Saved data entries

────────

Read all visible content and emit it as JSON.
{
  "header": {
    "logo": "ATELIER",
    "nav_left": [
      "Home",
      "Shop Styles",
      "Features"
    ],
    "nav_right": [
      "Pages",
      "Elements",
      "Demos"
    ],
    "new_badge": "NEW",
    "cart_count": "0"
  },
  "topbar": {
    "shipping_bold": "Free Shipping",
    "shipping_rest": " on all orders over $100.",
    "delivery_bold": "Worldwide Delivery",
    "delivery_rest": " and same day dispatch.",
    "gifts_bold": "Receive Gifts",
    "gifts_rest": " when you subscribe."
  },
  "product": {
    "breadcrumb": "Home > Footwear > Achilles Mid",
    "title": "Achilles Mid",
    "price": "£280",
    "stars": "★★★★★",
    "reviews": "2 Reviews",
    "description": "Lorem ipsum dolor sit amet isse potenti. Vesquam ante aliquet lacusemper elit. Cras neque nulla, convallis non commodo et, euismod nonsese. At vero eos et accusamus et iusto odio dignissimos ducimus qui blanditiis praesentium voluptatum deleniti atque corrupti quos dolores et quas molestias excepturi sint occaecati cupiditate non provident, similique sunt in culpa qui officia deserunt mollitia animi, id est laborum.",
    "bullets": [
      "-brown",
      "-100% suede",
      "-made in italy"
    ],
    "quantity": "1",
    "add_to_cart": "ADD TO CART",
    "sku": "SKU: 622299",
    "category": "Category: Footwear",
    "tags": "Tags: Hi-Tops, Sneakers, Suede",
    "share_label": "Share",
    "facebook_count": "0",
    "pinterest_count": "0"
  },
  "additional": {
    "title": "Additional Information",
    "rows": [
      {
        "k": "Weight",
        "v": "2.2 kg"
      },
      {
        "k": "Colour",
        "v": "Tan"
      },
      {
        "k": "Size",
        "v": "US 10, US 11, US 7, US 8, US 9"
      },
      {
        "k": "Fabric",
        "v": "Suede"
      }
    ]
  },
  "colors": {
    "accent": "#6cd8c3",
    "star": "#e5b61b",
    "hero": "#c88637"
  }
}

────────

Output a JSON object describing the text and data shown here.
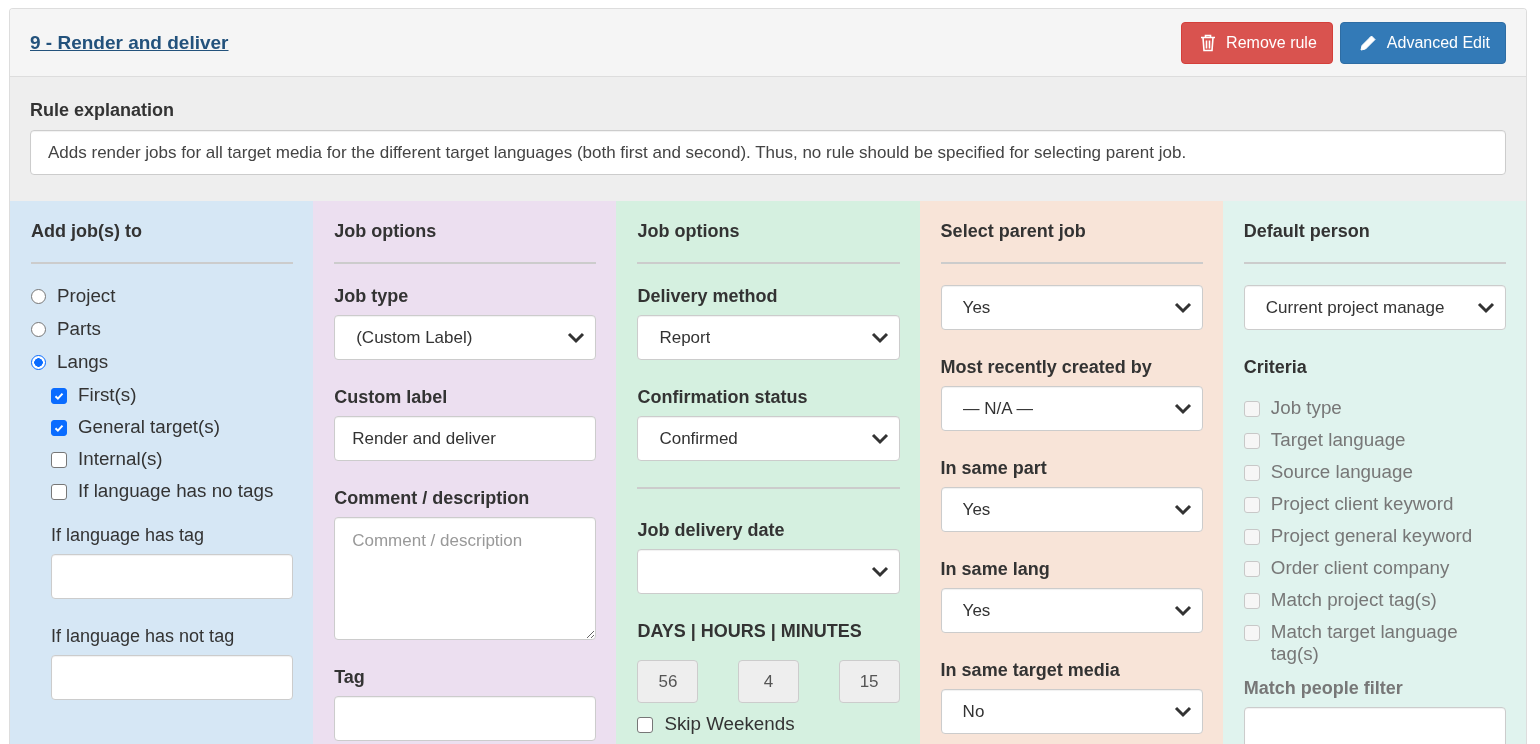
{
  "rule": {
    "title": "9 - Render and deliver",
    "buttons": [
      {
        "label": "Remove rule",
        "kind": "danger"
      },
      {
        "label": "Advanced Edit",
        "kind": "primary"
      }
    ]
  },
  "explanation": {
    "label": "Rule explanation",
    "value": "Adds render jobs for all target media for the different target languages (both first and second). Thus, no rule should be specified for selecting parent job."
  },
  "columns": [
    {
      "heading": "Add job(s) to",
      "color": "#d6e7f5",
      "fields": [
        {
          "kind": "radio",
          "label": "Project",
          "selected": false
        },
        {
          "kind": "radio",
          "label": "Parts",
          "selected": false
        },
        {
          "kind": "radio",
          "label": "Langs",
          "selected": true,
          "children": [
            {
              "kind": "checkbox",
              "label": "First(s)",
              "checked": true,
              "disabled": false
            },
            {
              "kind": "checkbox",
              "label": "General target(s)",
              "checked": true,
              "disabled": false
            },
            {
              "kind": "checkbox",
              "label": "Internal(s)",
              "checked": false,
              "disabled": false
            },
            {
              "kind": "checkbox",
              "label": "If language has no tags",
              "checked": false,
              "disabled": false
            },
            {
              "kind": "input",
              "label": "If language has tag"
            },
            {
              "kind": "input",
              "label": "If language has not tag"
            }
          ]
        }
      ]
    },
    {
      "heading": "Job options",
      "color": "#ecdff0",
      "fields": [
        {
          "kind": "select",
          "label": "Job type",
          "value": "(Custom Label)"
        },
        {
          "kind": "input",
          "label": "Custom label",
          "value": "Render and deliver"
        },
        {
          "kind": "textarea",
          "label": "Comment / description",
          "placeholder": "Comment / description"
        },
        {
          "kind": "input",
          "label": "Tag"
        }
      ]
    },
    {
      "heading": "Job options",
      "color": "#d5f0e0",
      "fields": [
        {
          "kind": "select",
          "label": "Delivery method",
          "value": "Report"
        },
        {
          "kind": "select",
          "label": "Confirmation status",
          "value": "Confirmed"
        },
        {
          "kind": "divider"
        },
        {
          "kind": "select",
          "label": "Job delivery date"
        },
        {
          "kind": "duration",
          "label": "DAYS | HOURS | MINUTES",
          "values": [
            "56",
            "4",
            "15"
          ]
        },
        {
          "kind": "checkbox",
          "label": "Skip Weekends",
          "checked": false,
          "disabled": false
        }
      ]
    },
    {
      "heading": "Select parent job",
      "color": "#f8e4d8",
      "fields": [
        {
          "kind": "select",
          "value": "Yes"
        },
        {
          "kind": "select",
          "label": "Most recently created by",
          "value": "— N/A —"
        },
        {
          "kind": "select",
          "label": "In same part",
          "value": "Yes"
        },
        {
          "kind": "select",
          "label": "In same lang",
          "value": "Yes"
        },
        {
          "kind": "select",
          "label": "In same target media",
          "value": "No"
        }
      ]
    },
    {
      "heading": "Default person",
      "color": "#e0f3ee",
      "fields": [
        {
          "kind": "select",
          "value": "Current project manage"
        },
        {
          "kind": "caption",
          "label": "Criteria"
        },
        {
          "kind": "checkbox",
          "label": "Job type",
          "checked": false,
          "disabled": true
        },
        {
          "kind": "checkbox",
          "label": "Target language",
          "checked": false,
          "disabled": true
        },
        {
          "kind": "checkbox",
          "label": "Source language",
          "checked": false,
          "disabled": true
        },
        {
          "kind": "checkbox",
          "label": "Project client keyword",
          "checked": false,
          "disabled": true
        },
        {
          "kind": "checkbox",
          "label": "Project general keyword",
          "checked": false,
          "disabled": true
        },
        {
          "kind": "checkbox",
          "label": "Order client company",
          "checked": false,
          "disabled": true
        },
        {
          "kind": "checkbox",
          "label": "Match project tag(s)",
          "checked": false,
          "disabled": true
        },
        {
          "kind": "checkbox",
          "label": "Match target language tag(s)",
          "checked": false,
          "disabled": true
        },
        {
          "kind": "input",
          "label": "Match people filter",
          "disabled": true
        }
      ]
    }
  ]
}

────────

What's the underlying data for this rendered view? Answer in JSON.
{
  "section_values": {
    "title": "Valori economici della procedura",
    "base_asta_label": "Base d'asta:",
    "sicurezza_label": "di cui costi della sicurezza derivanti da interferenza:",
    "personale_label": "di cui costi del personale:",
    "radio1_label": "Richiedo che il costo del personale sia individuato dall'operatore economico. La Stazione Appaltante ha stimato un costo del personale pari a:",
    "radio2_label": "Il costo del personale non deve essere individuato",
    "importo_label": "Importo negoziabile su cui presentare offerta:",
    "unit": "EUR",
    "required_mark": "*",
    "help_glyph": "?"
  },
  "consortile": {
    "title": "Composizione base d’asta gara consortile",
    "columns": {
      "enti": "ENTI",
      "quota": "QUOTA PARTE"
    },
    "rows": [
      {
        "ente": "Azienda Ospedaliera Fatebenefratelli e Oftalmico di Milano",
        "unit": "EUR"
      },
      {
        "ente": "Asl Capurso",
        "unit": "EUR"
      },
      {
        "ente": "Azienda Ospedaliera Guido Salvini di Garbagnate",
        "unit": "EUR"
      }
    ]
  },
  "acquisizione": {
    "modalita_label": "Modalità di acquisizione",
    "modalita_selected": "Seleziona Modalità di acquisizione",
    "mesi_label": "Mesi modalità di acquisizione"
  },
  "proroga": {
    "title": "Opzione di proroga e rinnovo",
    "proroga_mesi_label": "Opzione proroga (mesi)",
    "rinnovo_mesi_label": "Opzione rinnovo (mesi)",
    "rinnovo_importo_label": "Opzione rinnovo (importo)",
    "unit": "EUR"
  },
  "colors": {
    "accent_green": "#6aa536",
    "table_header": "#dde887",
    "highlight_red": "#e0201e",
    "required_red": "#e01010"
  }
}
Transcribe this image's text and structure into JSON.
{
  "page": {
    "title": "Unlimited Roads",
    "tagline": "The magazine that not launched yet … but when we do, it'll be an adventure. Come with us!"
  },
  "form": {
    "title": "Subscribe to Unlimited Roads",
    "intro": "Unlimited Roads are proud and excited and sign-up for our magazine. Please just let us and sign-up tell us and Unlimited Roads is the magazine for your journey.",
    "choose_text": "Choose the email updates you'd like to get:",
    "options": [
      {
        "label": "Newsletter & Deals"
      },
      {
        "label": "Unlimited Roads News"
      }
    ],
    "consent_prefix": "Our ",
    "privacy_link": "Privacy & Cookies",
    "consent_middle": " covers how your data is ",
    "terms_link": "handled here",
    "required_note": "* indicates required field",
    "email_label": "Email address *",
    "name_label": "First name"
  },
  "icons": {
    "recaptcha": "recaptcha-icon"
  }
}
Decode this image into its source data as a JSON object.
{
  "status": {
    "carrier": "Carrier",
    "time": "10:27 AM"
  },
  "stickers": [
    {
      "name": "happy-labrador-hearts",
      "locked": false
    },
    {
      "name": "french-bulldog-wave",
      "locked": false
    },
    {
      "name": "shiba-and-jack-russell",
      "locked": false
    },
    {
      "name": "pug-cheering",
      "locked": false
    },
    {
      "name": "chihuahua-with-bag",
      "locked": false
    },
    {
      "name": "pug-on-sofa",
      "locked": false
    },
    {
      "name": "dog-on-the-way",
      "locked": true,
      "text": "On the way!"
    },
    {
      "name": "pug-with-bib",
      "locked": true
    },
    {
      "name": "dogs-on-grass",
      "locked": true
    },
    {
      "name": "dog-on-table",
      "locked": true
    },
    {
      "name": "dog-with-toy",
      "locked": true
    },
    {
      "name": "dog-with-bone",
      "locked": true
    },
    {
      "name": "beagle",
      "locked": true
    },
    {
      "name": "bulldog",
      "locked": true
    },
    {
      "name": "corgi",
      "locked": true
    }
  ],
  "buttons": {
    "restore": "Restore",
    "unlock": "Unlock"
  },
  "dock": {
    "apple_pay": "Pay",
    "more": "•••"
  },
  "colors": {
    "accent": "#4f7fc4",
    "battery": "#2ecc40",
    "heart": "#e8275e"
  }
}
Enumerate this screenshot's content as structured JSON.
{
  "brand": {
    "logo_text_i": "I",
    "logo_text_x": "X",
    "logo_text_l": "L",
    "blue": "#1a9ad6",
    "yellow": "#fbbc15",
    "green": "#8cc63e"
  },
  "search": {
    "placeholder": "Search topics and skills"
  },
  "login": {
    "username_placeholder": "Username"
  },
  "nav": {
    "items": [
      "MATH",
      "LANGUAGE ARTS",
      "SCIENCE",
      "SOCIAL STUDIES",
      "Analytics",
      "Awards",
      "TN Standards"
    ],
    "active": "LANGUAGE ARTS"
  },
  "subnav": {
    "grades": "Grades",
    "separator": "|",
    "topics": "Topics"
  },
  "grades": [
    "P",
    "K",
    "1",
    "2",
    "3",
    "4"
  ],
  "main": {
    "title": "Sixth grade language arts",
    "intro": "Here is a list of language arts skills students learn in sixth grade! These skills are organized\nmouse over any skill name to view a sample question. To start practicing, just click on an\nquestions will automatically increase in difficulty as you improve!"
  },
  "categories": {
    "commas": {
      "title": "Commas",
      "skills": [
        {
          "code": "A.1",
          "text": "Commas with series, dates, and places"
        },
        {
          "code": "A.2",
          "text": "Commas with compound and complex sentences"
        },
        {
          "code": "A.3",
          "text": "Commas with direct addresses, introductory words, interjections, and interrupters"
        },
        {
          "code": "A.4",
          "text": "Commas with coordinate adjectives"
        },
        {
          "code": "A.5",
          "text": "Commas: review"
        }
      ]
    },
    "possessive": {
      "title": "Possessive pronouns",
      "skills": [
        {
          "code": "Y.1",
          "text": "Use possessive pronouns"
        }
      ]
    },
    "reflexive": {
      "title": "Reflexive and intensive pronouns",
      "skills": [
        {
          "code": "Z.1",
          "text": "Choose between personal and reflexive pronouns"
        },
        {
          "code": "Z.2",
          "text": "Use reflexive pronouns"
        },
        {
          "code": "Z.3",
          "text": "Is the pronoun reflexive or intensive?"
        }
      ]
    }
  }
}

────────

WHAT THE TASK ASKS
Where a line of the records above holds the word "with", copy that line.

ANSWER SPACE
    "tagline": "The magazine that not launched yet … but when we do, it'll be an adventure. Come with us!"
      "name": "chihuahua-with-bag",
      "name": "pug-with-bib",
      "name": "dog-with-toy",
      "name": "dog-with-bone",
          "text": "Commas with series, dates, and places"
          "text": "Commas with compound and complex sentences"
          "text": "Commas with direct addresses, introductory words, interjections, and interrupters"
          "text": "Commas with coordinate adjectives"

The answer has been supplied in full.